Anyway, first thing you have to do is make the coating for the Cheeriola. Preheat your oven to 350*. With your mixer on high speed, beat the egg white until it is frothy, meaning a whole lot of bubbles. When it reaches that stage you can slowly beat in the brown sugar and salt and cinnamon.
Keep beating at a high speed until the mixture is a beige color and very smooth and glossy looking, it doesn’t take very long.
Gently add the cereal, nuts and oats into the egg mixture, and mix until everything is evenly coated. Line a cookie sheet with wax paper or very lightly spray it with cooking spray.

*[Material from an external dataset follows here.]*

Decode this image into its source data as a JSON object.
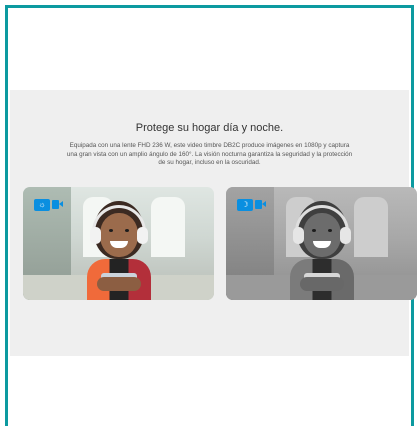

Spread your Cheeriola in the thinnest layer possible onto the wax paper and bake in the oven for 12 to 15 minutes. After it is baked take the entire sheet of wax paper with the Cheeriola still on it and set it aside, away from the heat. Drizzle the honey over the top and let it cool for 30 minutes.
The end result is a slightly browned and sweet smelling snack that is delicious any time of the day, and great for after school because it will fill you up until dinner.
This is so simple to make, and if you keep it in a sealed container in the fridge it can keep for a week. You can mix other things with it like candy pieces or whole nuts and use it as trail mix, or even pour warm milk over it and eat it like oatmeal.
Allergies: EGGS, WHEAT, MILK, NUTS, OATS
If you like the little glass cups that I use to measure and display ingredients click HERE for a look at Williams-Sonoma’s site. I also bought my mixer from them.
For more great recipe ideas and cereal nutrition info click HERE.